Newt Gingrich’s resounding win in Saturday’s South Carolina primary was remarkable in itself, considering Romney’s 25-point lead in one poll held just after New Hampshire; but what was most surprising was the manner of his win. He won over Republican voters attacking unrestrained capitalism, seized the ‘outsider’ label while emphasising his experience in government, and won over social conservatives amidst the revelation that he had asked his second wife for an open marriage. How did he manage all this? With one magic word.
In my first post on this blog, I asked the question ‘Who Really Won Iowa?’. Well we now have an official answer: nobody. Following a recount, Mitt Romney’s 8-vote lead now appears to be a 34-vote lead for Rick Santorum. However, due to a number of ‘missing votes’, the decision has been made not to declare a winner.
I imagine some of you reading this woke up this morning and tried to access Wikipedia. Whether you were doing an essay, trying to remember who played John McClane’s wife in Die Hard, or factchecking a Newt Gingrich advert, Wikipedia would probably be your first port of call. So I imagine some of you have seen the above picture already. You probably know it’s a protest against SOPA and PIPA, and that it’s something to do with internet piracy, but as how controversial bills are is usually directly proportional to how confusing they are, you may not understand exactly what everyone’s so upset about.
I’ll try to explain.
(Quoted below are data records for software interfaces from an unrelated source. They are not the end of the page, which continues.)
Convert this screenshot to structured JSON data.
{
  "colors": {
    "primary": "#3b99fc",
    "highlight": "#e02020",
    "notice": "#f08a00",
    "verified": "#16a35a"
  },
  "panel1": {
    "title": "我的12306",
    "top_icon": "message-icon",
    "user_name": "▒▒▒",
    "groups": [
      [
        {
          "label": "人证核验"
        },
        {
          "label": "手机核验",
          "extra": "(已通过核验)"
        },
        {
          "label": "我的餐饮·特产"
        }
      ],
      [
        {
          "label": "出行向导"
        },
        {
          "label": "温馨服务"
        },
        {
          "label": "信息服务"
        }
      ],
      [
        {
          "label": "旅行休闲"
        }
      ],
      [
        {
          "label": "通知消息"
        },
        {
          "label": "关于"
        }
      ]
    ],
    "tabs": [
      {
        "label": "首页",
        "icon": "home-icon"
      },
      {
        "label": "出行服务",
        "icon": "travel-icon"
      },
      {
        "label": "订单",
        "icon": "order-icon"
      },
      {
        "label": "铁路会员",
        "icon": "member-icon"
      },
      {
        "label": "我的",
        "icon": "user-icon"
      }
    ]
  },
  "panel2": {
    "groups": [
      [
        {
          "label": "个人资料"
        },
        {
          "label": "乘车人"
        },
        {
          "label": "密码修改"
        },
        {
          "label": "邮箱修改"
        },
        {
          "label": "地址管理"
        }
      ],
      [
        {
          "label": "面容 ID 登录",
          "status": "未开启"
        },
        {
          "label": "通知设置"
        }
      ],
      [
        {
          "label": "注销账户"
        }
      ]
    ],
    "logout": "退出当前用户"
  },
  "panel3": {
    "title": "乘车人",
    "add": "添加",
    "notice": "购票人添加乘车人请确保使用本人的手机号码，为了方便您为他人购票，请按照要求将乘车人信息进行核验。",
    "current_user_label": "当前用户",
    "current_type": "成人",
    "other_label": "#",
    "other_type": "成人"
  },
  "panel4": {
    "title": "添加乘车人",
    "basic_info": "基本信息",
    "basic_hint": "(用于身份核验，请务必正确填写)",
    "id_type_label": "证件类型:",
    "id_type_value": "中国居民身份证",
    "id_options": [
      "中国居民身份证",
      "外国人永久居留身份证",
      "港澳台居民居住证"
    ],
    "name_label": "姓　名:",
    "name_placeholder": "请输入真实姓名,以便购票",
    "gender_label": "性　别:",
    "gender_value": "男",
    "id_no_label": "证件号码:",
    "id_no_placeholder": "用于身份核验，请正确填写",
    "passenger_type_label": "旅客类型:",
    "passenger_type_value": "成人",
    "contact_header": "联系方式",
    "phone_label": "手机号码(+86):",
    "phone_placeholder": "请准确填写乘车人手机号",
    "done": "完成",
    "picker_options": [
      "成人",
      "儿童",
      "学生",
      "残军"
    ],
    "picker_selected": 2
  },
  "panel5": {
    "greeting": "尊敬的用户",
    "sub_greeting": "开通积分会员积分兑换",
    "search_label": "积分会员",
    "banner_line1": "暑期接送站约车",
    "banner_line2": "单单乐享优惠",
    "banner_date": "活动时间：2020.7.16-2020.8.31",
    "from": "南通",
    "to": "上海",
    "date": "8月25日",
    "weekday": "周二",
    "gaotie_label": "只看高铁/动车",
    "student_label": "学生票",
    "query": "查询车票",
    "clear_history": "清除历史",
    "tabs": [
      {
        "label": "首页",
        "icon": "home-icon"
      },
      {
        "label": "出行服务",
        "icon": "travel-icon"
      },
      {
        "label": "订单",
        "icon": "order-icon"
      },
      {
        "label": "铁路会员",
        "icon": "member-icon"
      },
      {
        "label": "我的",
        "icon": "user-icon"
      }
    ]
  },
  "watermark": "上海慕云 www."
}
Possibly the best thing about having a Republican field all bordering on clinically insane is that it makes for some incredible campaign adverts. I don’t think I’m alone in harbouring a suspicion that the each of the candidates is a comedian and they are just playing a big joke on us all. But I can’t prove that (yet), so for now we’ll have to assume they’re real and that the below adverts were actually produced in order to win elections.
And so, Ladies and Gentlemen, the nominations for the GOPscar for Craziest Advert of the Year…
Ranking up there with Mitt Romney winning New Hampshire and bears shunning public lavatories in terms of pure shock, Jon Huntsman has withdrawn his candidacy for the Republican nomination. His supporters in South Carolina will hold a meeting in a phone box later to decide how to proceed.
Yesterday, the voters of New Hampshire went to the polls and acted exactly as they were supposed to. Mitt Romney strolled to victory, Ron Paul fended off Jon Huntsman’s weak attempts to take second, the conservative vote was split almost equally between Newt Gingrich and Rick Santorum, and a few people threw a pity vote Rick Perry’s way. But still, there were lessons to be learned: not from what happened, so much as what didn’t happen in New Hampshire.
I first must congratulate anyone who managed to sit through both of the Republican New Hampshire debates this weekend. They seemed to alternate between being boring and nauseating to such a degree that a Keith Moon situation was a real possibility. But what is to be taken from them?
Pat Robertson knows who the next president wlil be … but he’s not telling.
We were told it would be close; in the end it turned out to be the closest contest in the history of the Iowa caucus, with Mitt Romney gaining only eight more of the 122,250 votes than Rick Santorum in second. With such a small winning margin, it is perhaps unsurprising that all of the frontrunners Read More…